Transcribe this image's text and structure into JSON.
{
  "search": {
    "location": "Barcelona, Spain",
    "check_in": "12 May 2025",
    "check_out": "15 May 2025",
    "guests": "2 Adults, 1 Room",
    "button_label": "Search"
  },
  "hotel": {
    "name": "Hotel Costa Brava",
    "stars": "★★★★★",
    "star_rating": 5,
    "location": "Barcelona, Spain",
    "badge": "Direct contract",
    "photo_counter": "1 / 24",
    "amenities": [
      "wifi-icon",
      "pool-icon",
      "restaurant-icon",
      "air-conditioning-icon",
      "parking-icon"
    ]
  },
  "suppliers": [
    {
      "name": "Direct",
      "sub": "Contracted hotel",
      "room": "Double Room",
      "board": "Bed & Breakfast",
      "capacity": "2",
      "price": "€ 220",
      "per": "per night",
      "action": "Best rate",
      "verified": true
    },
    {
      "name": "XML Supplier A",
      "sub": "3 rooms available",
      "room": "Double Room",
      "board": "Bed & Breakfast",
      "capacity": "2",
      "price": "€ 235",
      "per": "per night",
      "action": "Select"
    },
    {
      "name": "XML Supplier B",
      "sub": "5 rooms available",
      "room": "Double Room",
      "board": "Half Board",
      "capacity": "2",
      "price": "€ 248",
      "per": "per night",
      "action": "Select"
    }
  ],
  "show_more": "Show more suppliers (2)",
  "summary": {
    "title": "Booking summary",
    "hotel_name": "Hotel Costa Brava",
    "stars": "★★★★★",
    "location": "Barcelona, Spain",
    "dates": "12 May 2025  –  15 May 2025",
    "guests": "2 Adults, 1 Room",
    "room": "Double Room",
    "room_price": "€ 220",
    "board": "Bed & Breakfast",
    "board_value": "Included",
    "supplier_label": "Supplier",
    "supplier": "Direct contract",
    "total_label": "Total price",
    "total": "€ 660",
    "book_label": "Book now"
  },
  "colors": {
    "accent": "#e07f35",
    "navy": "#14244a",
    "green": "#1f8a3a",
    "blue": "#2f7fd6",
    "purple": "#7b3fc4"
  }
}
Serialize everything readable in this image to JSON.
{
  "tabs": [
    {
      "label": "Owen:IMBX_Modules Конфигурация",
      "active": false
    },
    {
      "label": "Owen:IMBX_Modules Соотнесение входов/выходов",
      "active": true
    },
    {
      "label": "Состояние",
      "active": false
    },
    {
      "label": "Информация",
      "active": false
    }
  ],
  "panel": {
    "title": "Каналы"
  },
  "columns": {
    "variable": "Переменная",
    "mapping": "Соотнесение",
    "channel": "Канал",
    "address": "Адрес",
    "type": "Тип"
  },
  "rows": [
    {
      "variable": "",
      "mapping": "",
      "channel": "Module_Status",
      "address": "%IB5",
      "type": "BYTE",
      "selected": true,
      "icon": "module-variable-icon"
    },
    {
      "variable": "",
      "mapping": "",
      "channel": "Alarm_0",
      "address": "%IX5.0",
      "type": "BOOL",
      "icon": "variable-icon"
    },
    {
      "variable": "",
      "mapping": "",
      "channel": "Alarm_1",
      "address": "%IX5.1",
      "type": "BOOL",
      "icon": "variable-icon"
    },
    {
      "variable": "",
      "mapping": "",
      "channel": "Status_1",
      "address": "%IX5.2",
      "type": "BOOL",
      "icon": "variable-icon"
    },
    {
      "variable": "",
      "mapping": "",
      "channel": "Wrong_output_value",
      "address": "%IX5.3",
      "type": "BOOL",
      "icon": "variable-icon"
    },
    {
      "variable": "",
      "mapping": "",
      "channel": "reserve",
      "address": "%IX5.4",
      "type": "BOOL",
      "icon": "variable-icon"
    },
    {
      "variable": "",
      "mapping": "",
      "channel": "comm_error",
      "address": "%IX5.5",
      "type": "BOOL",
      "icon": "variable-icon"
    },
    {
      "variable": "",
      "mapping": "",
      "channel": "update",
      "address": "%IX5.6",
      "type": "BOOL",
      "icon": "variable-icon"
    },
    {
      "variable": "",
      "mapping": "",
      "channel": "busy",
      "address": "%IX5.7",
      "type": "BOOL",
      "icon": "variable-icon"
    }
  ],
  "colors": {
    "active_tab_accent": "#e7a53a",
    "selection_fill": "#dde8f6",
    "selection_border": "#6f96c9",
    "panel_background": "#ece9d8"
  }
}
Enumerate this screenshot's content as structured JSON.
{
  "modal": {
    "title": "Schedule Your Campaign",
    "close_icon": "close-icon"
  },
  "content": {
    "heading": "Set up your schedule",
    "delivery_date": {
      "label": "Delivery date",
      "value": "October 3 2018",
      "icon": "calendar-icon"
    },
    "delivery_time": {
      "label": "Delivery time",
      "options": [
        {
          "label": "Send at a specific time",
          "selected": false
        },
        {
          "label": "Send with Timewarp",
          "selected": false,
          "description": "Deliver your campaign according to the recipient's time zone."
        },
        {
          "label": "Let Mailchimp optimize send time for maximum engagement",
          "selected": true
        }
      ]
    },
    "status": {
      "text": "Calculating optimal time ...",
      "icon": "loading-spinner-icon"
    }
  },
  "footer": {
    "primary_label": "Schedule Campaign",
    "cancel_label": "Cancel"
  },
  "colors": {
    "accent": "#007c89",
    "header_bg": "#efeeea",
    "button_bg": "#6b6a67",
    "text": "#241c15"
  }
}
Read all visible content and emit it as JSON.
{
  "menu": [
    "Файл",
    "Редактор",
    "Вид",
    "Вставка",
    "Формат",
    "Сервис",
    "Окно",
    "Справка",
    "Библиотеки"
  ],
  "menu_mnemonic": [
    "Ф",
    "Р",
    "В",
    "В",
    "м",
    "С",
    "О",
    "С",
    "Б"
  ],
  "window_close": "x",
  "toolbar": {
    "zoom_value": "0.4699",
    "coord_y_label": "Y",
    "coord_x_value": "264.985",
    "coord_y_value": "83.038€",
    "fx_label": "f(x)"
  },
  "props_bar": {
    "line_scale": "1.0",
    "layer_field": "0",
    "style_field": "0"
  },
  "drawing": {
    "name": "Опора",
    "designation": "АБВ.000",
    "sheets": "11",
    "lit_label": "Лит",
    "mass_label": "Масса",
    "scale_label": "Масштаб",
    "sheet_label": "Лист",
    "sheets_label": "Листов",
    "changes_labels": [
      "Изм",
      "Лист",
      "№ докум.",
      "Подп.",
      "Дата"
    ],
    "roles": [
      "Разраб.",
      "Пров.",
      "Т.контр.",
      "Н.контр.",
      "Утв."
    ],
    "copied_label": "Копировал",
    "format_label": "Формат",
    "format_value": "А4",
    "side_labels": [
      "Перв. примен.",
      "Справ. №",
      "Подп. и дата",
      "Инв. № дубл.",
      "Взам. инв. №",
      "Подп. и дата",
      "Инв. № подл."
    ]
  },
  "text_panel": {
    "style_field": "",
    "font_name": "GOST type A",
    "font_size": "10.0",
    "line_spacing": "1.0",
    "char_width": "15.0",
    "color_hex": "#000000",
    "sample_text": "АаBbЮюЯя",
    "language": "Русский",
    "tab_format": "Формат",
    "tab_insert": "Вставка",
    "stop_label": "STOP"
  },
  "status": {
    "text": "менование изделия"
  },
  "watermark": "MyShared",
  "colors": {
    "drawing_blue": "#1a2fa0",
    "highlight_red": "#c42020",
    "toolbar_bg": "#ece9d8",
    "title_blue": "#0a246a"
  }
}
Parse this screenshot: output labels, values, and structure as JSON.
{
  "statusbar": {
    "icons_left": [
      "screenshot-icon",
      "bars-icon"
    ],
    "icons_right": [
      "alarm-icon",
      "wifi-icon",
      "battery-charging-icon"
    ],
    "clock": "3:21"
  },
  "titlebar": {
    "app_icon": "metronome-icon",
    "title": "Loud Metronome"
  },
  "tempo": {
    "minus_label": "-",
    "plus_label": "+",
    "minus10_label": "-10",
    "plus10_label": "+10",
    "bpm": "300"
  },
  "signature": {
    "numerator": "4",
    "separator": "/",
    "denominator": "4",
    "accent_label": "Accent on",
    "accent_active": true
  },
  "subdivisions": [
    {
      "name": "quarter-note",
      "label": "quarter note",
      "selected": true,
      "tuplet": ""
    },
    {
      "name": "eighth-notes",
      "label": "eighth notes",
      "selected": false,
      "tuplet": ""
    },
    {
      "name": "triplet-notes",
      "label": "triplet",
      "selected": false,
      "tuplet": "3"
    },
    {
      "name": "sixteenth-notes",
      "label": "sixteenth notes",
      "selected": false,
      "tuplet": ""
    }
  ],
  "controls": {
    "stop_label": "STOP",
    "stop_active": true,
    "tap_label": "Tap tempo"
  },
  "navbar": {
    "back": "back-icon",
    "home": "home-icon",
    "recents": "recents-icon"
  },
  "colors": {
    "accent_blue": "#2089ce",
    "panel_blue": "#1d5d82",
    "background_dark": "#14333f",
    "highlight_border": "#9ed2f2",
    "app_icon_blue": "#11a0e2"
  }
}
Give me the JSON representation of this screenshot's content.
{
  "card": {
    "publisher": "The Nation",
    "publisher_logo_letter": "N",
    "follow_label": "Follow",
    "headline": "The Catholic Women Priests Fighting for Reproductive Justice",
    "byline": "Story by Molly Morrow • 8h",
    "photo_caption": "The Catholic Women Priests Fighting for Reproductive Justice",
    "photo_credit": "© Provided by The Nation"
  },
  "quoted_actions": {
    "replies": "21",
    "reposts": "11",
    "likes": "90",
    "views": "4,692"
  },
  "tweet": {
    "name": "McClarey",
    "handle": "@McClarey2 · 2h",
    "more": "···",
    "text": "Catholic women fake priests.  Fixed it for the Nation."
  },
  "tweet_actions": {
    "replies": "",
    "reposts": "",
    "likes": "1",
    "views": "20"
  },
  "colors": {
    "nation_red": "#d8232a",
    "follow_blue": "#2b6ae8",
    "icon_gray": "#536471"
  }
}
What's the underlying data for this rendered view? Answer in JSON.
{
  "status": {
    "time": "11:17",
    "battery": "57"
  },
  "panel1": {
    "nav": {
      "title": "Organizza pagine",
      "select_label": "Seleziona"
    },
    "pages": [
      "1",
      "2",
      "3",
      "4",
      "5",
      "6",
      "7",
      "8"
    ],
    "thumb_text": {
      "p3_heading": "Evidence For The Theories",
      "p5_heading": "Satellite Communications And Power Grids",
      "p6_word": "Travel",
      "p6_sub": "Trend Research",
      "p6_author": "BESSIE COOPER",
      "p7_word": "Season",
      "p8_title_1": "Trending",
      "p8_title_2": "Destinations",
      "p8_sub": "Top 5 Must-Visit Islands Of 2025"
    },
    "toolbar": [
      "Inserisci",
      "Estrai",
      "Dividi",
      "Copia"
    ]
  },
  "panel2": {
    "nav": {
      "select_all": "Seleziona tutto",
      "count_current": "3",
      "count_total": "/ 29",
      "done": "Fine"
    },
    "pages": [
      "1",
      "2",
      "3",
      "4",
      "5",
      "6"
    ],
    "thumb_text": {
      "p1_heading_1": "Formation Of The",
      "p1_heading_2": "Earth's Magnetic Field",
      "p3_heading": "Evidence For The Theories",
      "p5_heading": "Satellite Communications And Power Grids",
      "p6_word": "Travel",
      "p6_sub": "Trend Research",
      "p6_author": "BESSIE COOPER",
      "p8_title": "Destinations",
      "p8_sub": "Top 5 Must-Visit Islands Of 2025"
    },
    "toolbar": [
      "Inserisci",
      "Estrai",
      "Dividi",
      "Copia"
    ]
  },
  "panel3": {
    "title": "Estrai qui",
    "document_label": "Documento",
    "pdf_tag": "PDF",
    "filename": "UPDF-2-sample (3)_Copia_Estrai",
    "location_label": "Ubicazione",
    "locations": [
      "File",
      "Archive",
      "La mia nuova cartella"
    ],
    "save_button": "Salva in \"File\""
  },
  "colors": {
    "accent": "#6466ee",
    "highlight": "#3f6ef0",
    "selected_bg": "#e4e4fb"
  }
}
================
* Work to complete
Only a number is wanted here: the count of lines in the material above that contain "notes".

* Response to this task
5